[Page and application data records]
+--

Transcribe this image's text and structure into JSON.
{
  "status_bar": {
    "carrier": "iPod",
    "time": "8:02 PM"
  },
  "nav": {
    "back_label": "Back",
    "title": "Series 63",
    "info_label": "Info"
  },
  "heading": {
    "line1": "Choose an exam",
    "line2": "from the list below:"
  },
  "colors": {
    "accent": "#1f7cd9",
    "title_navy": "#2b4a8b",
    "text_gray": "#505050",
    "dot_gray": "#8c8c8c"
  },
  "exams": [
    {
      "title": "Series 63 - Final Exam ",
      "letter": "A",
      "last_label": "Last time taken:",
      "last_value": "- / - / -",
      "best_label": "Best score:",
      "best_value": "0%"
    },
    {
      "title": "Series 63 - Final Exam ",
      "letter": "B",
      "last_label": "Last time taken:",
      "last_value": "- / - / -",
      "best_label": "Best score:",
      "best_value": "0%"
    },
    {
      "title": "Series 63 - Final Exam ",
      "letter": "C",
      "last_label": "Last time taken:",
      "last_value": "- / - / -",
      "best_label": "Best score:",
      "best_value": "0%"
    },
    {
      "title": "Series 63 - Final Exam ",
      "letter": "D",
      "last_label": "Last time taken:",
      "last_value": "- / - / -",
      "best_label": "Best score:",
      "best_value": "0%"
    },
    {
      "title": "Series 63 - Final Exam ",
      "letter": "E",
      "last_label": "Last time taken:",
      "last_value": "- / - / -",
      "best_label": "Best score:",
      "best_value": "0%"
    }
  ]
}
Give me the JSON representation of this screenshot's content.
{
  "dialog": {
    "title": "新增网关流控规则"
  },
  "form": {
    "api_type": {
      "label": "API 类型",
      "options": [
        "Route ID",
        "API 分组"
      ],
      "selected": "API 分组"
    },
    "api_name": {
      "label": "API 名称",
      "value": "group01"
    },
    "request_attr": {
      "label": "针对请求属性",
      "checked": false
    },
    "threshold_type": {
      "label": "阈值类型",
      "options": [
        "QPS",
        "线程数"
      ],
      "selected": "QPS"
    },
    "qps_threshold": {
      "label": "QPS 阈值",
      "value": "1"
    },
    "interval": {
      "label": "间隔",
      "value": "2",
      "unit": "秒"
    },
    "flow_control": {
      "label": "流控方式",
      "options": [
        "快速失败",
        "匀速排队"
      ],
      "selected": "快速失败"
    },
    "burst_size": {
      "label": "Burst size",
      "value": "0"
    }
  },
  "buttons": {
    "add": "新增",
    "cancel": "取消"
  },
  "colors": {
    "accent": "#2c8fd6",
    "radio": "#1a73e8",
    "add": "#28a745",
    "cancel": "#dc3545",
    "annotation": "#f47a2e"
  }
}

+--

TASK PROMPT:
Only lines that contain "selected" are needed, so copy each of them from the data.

OUTPUT FOR THIS TASK:
      "selected": "API 分组"
      "selected": "QPS"
      "selected": "快速失败"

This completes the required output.